The main things that concern me with benzo use at the moment are that, well, I seem to need them more at the moment, and I'm guessing that it's the time when I'd be more vulnerable to building up a dependency or having other problems. Come to that, the first time I took co-codamol and valium for migraine while I was on gabapentin, the combination over-sedated me and I fainted the next morning. Can't win with this stuff. I've been much more cautious with that combination ever since, and ironically it means that when I really need it, I often can't take it because I'm already feeling too exhausted and at higher risk of fainting. (It's a bit like getting chocolate cravings when premenstrual - last thing I should eat, as I get menstrual migraines and chocolate is a migraine trigger for me.)
Anyway, I've been badgering my GP about trying muscle relaxants instead of valium to use with the co-codamol for pain, since that's the action of the valium that is useful in that context, and that's also a situation where it can be needed for longer at a stretch than I feel comfortable with. For some reason she just doesn't seem to like muscle relaxants, I've never been given one to try, and when I reported that the valium/co-codamol combination worked for pain, she said There you are, the valium is working as a muscle relaxant, you may as well stick with that as you know that you can tolerate it. Does anyone know whether muscle relaxants are likely to cause the same problems with dependency as valium? Baclofen is a popular one, for instance, and I gather that it's a GABA agonist, whatever that means. I really hate being stuck without decent options for pain control, since pain is a pretty major problem for me.

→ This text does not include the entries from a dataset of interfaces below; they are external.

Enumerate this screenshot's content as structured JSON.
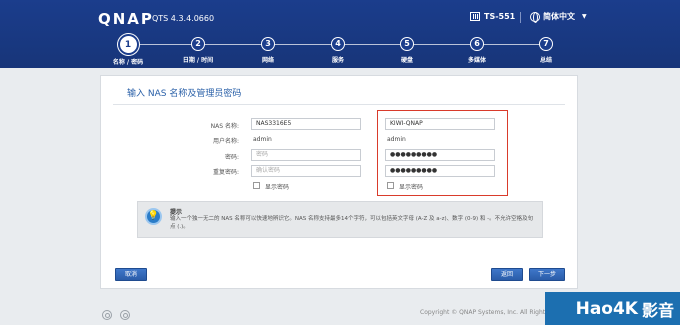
{
  "header": {
    "logo": "QNAP",
    "version": "QTS 4.3.4.0660",
    "model": "TS-551",
    "language": "简体中文"
  },
  "steps": [
    {
      "number": "1",
      "label": "名称 / 密码",
      "active": true
    },
    {
      "number": "2",
      "label": "日期 / 时间",
      "active": false
    },
    {
      "number": "3",
      "label": "网络",
      "active": false
    },
    {
      "number": "4",
      "label": "服务",
      "active": false
    },
    {
      "number": "5",
      "label": "硬盘",
      "active": false
    },
    {
      "number": "6",
      "label": "多媒体",
      "active": false
    },
    {
      "number": "7",
      "label": "总结",
      "active": false
    }
  ],
  "card": {
    "title": "输入 NAS 名称及管理员密码",
    "labels": {
      "nas_name": "NAS 名称:",
      "username": "用户名称:",
      "password": "密码:",
      "confirm_password": "重复密码:"
    },
    "left": {
      "nas_name_value": "NAS3316E5",
      "username_value": "admin",
      "password_placeholder": "密码",
      "confirm_placeholder": "确认密码",
      "show_password_label": "显示密码"
    },
    "right": {
      "nas_name_value": "KIWI-QNAP",
      "username_value": "admin",
      "password_value": "●●●●●●●●●",
      "confirm_value": "●●●●●●●●●",
      "show_password_label": "显示密码"
    },
    "tip": {
      "title": "提示",
      "text": "输入一个独一无二的 NAS 名称可以快速地辨识它。NAS 名称支持最多14个字符，可以包括英文字母 (A-Z 及 a-z)、数字 (0-9) 和 -。不允许空格及句点 (.)。"
    },
    "buttons": {
      "cancel": "取消",
      "back": "返回",
      "next": "下一步"
    }
  },
  "footer": {
    "copyright": "Copyright © QNAP Systems, Inc. All Rights Reserved."
  },
  "watermark": {
    "main": "Hao4K",
    "side": "影音"
  },
  "colors": {
    "header_bg": "#1b3d8c",
    "accent": "#2a60a8",
    "highlight_border": "#d93b2b",
    "button": "#2a5ca8"
  }
}
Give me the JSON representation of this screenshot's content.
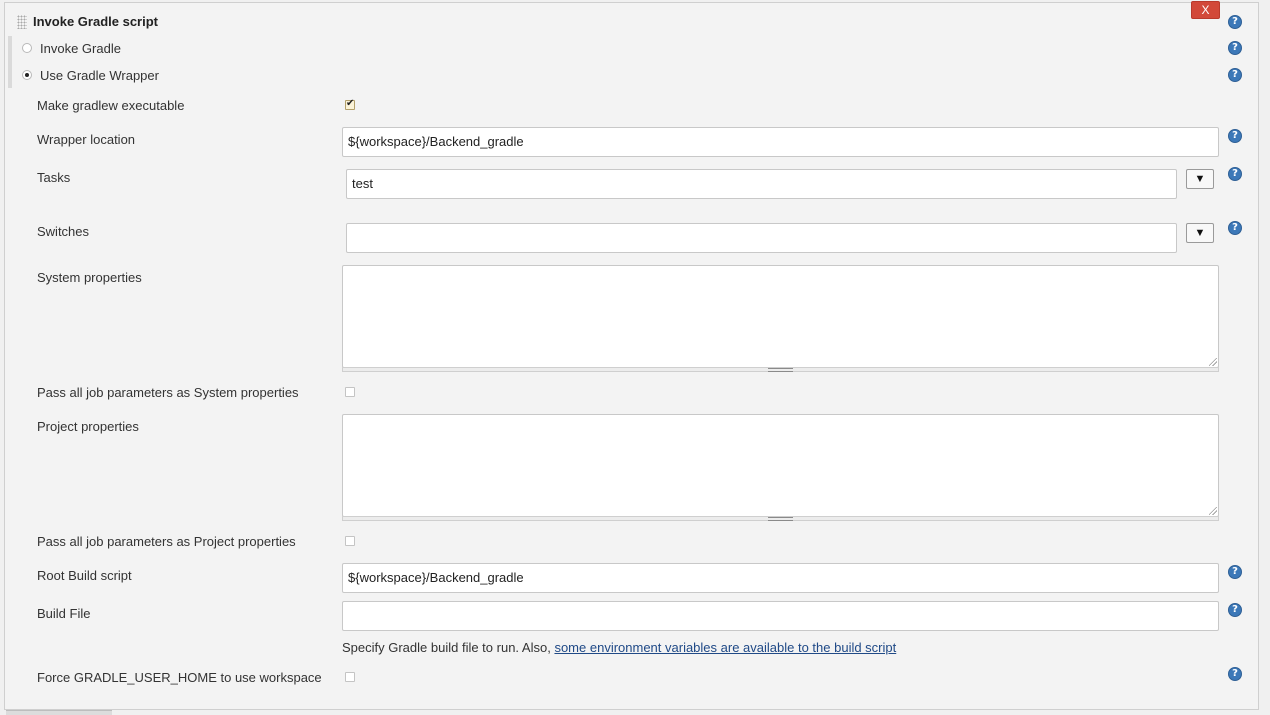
{
  "section": {
    "title": "Invoke Gradle script",
    "delete_label": "X",
    "help_glyph": "?"
  },
  "mode": {
    "options": [
      {
        "label": "Invoke Gradle",
        "selected": false
      },
      {
        "label": "Use Gradle Wrapper",
        "selected": true
      }
    ]
  },
  "form": {
    "make_executable": {
      "label": "Make gradlew executable",
      "checked": true
    },
    "wrapper_location": {
      "label": "Wrapper location",
      "value": "${workspace}/Backend_gradle"
    },
    "tasks": {
      "label": "Tasks",
      "value": "test",
      "dropdown_glyph": "▼"
    },
    "switches": {
      "label": "Switches",
      "value": "",
      "dropdown_glyph": "▼"
    },
    "system_properties": {
      "label": "System properties",
      "value": ""
    },
    "pass_system": {
      "label": "Pass all job parameters as System properties",
      "checked": false
    },
    "project_properties": {
      "label": "Project properties",
      "value": ""
    },
    "pass_project": {
      "label": "Pass all job parameters as Project properties",
      "checked": false
    },
    "root_build_script": {
      "label": "Root Build script",
      "value": "${workspace}/Backend_gradle"
    },
    "build_file": {
      "label": "Build File",
      "value": "",
      "description": "Specify Gradle build file to run. Also, ",
      "description_link": "some environment variables are available to the build script"
    },
    "force_user_home": {
      "label": "Force GRADLE_USER_HOME to use workspace",
      "checked": false
    }
  },
  "colors": {
    "delete_button": "#d24939",
    "help_icon": "#3c78b8",
    "link": "#204a87"
  }
}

Sleep's the other problem. I realise that lack of sleep is horrible for everyone, but with CFIDS it can cause a rapid and nasty deterioration. The number of hours I sleep a night is slowly getting back to normal, I think, but my sleep onset is still delayed. I practice darkness therapy (a method for encouraging natural melatonin production) to help me sleep, which usually has me getting sleepy at the right time quite beautifully, but right now it feels as if it's hardly working at all. Does withdrawal interfere with melatonin production or something? I'm occasionally using 10mg temazepam for a few nights in a row, usually three, to try to move my sleep onset back to the correct time, but it seems to slip out again before too long.